### Work request
Send back the records in full, character for character.

[Page and application data records]
▼▼▼

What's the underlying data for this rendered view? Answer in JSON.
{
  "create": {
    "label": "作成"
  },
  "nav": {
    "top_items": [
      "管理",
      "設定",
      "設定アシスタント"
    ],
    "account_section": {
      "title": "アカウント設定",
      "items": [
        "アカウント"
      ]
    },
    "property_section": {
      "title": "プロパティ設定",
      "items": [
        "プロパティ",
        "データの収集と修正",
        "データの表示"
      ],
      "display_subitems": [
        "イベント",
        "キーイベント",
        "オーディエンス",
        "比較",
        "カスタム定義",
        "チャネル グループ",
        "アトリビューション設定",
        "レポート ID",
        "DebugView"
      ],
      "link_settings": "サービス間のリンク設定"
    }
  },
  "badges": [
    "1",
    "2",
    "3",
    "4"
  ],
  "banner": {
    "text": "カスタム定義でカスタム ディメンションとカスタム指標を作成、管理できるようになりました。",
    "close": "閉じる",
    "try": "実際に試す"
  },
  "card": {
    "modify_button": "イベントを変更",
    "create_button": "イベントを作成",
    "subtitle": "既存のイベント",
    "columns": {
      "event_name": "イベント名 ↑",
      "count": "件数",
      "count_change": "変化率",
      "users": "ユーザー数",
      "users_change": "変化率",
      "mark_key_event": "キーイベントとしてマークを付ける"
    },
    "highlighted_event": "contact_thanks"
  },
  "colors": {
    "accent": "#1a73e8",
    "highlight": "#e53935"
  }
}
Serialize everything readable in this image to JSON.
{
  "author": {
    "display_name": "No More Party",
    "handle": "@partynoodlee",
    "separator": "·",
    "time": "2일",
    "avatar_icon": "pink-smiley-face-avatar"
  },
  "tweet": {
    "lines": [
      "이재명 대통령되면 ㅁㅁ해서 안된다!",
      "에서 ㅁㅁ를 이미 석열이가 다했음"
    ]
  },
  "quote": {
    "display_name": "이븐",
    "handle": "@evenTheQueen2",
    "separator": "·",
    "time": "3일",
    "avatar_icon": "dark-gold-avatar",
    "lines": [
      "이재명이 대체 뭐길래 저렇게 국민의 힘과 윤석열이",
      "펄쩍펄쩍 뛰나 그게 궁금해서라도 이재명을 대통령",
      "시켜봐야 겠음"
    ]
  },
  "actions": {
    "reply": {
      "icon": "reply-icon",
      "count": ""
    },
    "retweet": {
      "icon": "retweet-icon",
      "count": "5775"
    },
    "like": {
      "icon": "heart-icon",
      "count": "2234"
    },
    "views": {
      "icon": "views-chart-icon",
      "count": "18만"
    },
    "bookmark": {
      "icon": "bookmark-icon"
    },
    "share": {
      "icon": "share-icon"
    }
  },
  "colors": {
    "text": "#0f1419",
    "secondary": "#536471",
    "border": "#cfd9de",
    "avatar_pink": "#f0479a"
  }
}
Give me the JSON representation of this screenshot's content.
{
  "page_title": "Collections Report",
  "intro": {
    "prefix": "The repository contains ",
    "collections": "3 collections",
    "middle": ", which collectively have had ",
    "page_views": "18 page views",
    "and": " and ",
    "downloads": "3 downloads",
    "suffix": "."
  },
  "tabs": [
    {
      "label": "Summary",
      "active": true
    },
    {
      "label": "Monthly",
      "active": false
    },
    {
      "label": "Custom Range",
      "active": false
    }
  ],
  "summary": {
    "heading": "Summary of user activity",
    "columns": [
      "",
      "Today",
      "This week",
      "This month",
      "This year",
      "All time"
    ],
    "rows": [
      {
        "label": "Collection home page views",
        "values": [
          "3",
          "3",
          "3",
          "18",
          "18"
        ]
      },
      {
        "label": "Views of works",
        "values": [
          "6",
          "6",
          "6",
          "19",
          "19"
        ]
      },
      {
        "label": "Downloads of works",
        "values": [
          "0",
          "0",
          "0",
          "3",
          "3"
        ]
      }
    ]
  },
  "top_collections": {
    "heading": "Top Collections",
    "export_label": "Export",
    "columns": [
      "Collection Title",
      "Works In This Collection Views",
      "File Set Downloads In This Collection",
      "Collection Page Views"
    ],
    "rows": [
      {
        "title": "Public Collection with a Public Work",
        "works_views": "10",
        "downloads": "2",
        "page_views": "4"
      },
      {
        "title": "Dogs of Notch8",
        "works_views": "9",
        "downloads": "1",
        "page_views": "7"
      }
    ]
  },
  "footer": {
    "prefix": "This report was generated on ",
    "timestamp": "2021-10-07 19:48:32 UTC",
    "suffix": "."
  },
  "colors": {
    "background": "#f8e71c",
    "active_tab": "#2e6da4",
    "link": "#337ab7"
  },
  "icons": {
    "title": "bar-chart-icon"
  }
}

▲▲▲

### Solution to this exercise
What's the underlying data for this rendered view? Answer in JSON.
{
  "create": {
    "label": "作成"
  },
  "nav": {
    "top_items": [
      "管理",
      "設定",
      "設定アシスタント"
    ],
    "account_section": {
      "title": "アカウント設定",
      "items": [
        "アカウント"
      ]
    },
    "property_section": {
      "title": "プロパティ設定",
      "items": [
        "プロパティ",
        "データの収集と修正",
        "データの表示"
      ],
      "display_subitems": [
        "イベント",
        "キーイベント",
        "オーディエンス",
        "比較",
        "カスタム定義",
        "チャネル グループ",
        "アトリビューション設定",
        "レポート ID",
        "DebugView"
      ],
      "link_settings": "サービス間のリンク設定"
    }
  },
  "badges": [
    "1",
    "2",
    "3",
    "4"
  ],
  "banner": {
    "text": "カスタム定義でカスタム ディメンションとカスタム指標を作成、管理できるようになりました。",
    "close": "閉じる",
    "try": "実際に試す"
  },
  "card": {
    "modify_button": "イベントを変更",
    "create_button": "イベントを作成",
    "subtitle": "既存のイベント",
    "columns": {
      "event_name": "イベント名 ↑",
      "count": "件数",
      "count_change": "変化率",
      "users": "ユーザー数",
      "users_change": "変化率",
      "mark_key_event": "キーイベントとしてマークを付ける"
    },
    "highlighted_event": "contact_thanks"
  },
  "colors": {
    "accent": "#1a73e8",
    "highlight": "#e53935"
  }
}
Serialize everything readable in this image to JSON.
{
  "author": {
    "display_name": "No More Party",
    "handle": "@partynoodlee",
    "separator": "·",
    "time": "2일",
    "avatar_icon": "pink-smiley-face-avatar"
  },
  "tweet": {
    "lines": [
      "이재명 대통령되면 ㅁㅁ해서 안된다!",
      "에서 ㅁㅁ를 이미 석열이가 다했음"
    ]
  },
  "quote": {
    "display_name": "이븐",
    "handle": "@evenTheQueen2",
    "separator": "·",
    "time": "3일",
    "avatar_icon": "dark-gold-avatar",
    "lines": [
      "이재명이 대체 뭐길래 저렇게 국민의 힘과 윤석열이",
      "펄쩍펄쩍 뛰나 그게 궁금해서라도 이재명을 대통령",
      "시켜봐야 겠음"
    ]
  },
  "actions": {
    "reply": {
      "icon": "reply-icon",
      "count": ""
    },
    "retweet": {
      "icon": "retweet-icon",
      "count": "5775"
    },
    "like": {
      "icon": "heart-icon",
      "count": "2234"
    },
    "views": {
      "icon": "views-chart-icon",
      "count": "18만"
    },
    "bookmark": {
      "icon": "bookmark-icon"
    },
    "share": {
      "icon": "share-icon"
    }
  },
  "colors": {
    "text": "#0f1419",
    "secondary": "#536471",
    "border": "#cfd9de",
    "avatar_pink": "#f0479a"
  }
}
Give me the JSON representation of this screenshot's content.
{
  "page_title": "Collections Report",
  "intro": {
    "prefix": "The repository contains ",
    "collections": "3 collections",
    "middle": ", which collectively have had ",
    "page_views": "18 page views",
    "and": " and ",
    "downloads": "3 downloads",
    "suffix": "."
  },
  "tabs": [
    {
      "label": "Summary",
      "active": true
    },
    {
      "label": "Monthly",
      "active": false
    },
    {
      "label": "Custom Range",
      "active": false
    }
  ],
  "summary": {
    "heading": "Summary of user activity",
    "columns": [
      "",
      "Today",
      "This week",
      "This month",
      "This year",
      "All time"
    ],
    "rows": [
      {
        "label": "Collection home page views",
        "values": [
          "3",
          "3",
          "3",
          "18",
          "18"
        ]
      },
      {
        "label": "Views of works",
        "values": [
          "6",
          "6",
          "6",
          "19",
          "19"
        ]
      },
      {
        "label": "Downloads of works",
        "values": [
          "0",
          "0",
          "0",
          "3",
          "3"
        ]
      }
    ]
  },
  "top_collections": {
    "heading": "Top Collections",
    "export_label": "Export",
    "columns": [
      "Collection Title",
      "Works In This Collection Views",
      "File Set Downloads In This Collection",
      "Collection Page Views"
    ],
    "rows": [
      {
        "title": "Public Collection with a Public Work",
        "works_views": "10",
        "downloads": "2",
        "page_views": "4"
      },
      {
        "title": "Dogs of Notch8",
        "works_views": "9",
        "downloads": "1",
        "page_views": "7"
      }
    ]
  },
  "footer": {
    "prefix": "This report was generated on ",
    "timestamp": "2021-10-07 19:48:32 UTC",
    "suffix": "."
  },
  "colors": {
    "background": "#f8e71c",
    "active_tab": "#2e6da4",
    "link": "#337ab7"
  },
  "icons": {
    "title": "bar-chart-icon"
  }
}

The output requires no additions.